She arrived at the first weigh-in and she was 57 kilograms, five over her weight class. Determined to compete she needed to lose weight and fast. On the first day she chugged 10 litres of water to flush out her system and lose as much weight as possible.

The deadlift is one of the three core powerlifting competition lifts. The deadlift involves lifting the loaded bar from the floor to the hips and then back down.

Photo by Evan Manconi“It was terrible. I was like 10 litres of water isn’t so bad until you’ve done it, and you’re laying on the bed, and your stomach hurts and your electrolytes are out so you’re dizzy.”

With the water she was able to lose three kilograms and the day before the competition she was two kilograms over. By being active and not eating very much she was able to float off a kilogram and by the end of the day she was only one kilogram over. Bundled up and hugging a hot water bottle she went to bed hoping to lose that final kilogram and make the required weight limit. In the morning she hadn’t lost a thing.

“I was freaking out, my mom was freaking out. We worked so hard to come this far and all of a sudden you don’t make weight,” Breann said. “I flew 21 hours and if I don’t get to compete I’ll be devastated.”

“I remember being so upset at that moment and then all of a sudden realizing there was nothing else I could do but be there. I think of it as a blessing because I could have went completely crazy.”

She shut out all the blaming voices that swirled in her head, and said she realized that in that moment she had done all she could and either she’d make it or she wouldn’t.

“I stepped on the scale exactly at 8:30 a.m., which was the cut-off, and my coach had scissors ready to cut my hair and I made 52.00kg.”

Stepping on the platform for her country and not just herself was nerve-racking but exciting. Breann would walk away from the World Championship with bronze in her weight class.

Just as powerlifting has helped Breann, she has sought to help others through inspiring them to pursue sports.

“I always look at it as a different avenue to go out and show love to people.”

Through talks at schools and promotional tours to her hometown in Grand Prairie, Alta., Breann has brought awareness to powerlifting. “I like to tell people about this sport because it has done so much for me and I’ve found a lot of confidence through sport in general but also through powerlifting.”

Breann also said that she wants to inspire more girls to go into sport, regardless of what others may think of them.
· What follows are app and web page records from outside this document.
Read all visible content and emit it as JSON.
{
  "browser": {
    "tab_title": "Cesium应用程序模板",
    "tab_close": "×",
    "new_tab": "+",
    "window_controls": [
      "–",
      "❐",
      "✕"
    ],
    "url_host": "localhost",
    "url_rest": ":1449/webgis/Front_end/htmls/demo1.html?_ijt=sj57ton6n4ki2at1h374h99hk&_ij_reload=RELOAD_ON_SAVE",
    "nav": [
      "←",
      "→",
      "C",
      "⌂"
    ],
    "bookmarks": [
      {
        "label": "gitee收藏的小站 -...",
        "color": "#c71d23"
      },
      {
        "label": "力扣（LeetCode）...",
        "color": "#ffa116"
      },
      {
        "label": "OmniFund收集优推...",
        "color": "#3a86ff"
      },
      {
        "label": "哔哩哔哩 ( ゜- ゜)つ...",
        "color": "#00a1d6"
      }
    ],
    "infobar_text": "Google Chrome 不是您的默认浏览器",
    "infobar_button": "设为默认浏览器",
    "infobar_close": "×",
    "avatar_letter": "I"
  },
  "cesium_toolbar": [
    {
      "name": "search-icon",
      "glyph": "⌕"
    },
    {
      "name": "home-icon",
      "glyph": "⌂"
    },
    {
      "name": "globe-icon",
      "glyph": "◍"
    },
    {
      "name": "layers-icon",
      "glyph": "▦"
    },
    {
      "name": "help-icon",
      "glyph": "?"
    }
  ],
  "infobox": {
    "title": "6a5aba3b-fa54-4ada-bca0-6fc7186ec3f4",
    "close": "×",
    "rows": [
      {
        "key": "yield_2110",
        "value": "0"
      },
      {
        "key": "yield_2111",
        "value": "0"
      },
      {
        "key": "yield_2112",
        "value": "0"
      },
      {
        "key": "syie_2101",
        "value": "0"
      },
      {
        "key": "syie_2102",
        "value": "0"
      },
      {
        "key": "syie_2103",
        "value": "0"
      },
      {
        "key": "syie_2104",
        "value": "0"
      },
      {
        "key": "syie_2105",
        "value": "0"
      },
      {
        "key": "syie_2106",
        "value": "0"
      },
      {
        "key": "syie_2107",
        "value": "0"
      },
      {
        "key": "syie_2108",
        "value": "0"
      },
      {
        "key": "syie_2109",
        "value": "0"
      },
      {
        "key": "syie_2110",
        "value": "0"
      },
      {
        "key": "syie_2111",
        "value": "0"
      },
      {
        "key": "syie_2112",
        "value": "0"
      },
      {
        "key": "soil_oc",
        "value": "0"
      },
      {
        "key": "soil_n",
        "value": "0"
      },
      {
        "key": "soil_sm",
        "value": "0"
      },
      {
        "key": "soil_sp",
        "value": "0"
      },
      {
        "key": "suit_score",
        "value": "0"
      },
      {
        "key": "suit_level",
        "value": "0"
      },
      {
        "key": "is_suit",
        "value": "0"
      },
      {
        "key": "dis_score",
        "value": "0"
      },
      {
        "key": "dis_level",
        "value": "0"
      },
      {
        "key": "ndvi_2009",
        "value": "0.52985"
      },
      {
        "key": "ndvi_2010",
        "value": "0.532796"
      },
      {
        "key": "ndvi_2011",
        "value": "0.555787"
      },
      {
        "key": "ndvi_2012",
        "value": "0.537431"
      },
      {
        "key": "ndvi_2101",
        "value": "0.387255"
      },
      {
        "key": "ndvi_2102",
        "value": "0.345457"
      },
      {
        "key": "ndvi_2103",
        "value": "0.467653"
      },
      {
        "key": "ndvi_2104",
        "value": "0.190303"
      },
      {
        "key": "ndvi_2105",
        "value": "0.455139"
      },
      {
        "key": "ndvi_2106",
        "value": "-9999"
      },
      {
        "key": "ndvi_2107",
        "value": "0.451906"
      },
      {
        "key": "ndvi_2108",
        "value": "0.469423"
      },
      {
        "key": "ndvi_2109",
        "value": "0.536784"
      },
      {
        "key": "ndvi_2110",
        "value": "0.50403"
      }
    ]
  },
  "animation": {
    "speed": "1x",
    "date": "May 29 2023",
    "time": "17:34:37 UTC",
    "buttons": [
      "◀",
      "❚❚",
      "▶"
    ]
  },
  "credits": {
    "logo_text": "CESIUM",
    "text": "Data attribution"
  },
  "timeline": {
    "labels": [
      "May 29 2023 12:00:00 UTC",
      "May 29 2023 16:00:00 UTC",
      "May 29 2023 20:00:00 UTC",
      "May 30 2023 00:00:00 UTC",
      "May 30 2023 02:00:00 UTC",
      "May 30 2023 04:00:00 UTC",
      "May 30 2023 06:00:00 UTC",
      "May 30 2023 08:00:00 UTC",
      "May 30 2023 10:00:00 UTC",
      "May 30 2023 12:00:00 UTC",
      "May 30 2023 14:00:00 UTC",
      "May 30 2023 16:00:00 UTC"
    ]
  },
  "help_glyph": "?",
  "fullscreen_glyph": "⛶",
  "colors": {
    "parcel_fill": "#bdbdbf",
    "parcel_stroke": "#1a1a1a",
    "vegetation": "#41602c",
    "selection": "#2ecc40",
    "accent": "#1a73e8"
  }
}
Growing up in a small town with a different build than most girls she had faced some discrimination.

“As a female wrestler they always assumed there was a connection to my sexuality or a connection to my mindset. They’d think I’m more masculine because I do this sport.”Of the three powerlifting competition lifts, Breann Thiessen’s favorite is the squat. In June she won the second place world medal in the squat lift.

Photo by Evan Manconi

Instead Breann said she believed in what she calls equalism. Where people are just people and gender doesn’t need to define how someone lives their life. Although more girls have been entering powerlifting, Breann still said she found herself in the minority as a female powerlifter. For Breann this doesn’t mean she’s any more masculine because of it.

“I’ve explained to my coach crying, ‘I’ve just squatted 300lbs and I’m still sensitive, I don’t know why this is so weird for everyone.’”

Antoniow added that in the last few years there has been a huge surge in females joining the sport. “When people get over the concept that to be a powerlifter you need to be this huge behemoth, no it’s about getting stronger.”

“I had three rookie girls and I had Breann coming in,” Antoniow said. “When they saw this little girl lifting more than they are lifting and they’re bigger girls, it inspired them to go ‘Wow I don’t have to be huge to be strong.’”

Through her determination in powerlifting and her effort to break the stereotypes that people hold about female athletes, Breann is inspiring other girls to pursue their dreams that might not align with how most people define female athletics.

“I really want to empower young woman. I think what inspires me the most is to be a really good role model for young girls who are being bombarded by the media or stereotypes.”

emanconi@cjournal.ca